All of the entries below must be copied out exactly.

-----

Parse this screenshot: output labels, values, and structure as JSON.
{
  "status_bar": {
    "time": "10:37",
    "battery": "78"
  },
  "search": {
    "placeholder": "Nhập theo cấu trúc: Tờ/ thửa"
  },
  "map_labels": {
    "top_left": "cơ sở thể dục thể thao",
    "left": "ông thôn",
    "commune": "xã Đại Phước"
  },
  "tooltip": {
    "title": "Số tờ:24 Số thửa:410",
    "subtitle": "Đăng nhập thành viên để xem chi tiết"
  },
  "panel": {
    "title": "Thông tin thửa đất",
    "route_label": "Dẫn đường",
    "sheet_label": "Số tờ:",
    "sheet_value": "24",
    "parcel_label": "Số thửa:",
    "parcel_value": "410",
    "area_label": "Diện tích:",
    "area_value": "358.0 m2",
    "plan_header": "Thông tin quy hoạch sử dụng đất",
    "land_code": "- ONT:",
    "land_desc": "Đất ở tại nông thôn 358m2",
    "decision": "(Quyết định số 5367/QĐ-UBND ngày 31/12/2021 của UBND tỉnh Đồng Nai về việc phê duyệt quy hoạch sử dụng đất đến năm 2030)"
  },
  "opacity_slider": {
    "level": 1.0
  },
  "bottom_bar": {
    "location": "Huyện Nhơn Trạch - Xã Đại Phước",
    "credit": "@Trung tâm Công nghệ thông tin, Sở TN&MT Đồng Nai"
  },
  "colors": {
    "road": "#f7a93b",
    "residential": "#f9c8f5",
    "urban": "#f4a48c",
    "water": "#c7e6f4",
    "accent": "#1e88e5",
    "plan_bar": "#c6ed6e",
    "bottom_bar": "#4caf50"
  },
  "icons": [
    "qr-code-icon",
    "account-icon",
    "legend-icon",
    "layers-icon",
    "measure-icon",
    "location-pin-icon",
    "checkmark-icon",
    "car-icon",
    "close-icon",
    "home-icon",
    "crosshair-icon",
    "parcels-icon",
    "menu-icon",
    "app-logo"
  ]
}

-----

[Answer area]
Parse this screenshot: output labels, values, and structure as JSON.
{
  "status_bar": {
    "time": "10:37",
    "battery": "78"
  },
  "search": {
    "placeholder": "Nhập theo cấu trúc: Tờ/ thửa"
  },
  "map_labels": {
    "top_left": "cơ sở thể dục thể thao",
    "left": "ông thôn",
    "commune": "xã Đại Phước"
  },
  "tooltip": {
    "title": "Số tờ:24 Số thửa:410",
    "subtitle": "Đăng nhập thành viên để xem chi tiết"
  },
  "panel": {
    "title": "Thông tin thửa đất",
    "route_label": "Dẫn đường",
    "sheet_label": "Số tờ:",
    "sheet_value": "24",
    "parcel_label": "Số thửa:",
    "parcel_value": "410",
    "area_label": "Diện tích:",
    "area_value": "358.0 m2",
    "plan_header": "Thông tin quy hoạch sử dụng đất",
    "land_code": "- ONT:",
    "land_desc": "Đất ở tại nông thôn 358m2",
    "decision": "(Quyết định số 5367/QĐ-UBND ngày 31/12/2021 của UBND tỉnh Đồng Nai về việc phê duyệt quy hoạch sử dụng đất đến năm 2030)"
  },
  "opacity_slider": {
    "level": 1.0
  },
  "bottom_bar": {
    "location": "Huyện Nhơn Trạch - Xã Đại Phước",
    "credit": "@Trung tâm Công nghệ thông tin, Sở TN&MT Đồng Nai"
  },
  "colors": {
    "road": "#f7a93b",
    "residential": "#f9c8f5",
    "urban": "#f4a48c",
    "water": "#c7e6f4",
    "accent": "#1e88e5",
    "plan_bar": "#c6ed6e",
    "bottom_bar": "#4caf50"
  },
  "icons": [
    "qr-code-icon",
    "account-icon",
    "legend-icon",
    "layers-icon",
    "measure-icon",
    "location-pin-icon",
    "checkmark-icon",
    "car-icon",
    "close-icon",
    "home-icon",
    "crosshair-icon",
    "parcels-icon",
    "menu-icon",
    "app-logo"
  ]
}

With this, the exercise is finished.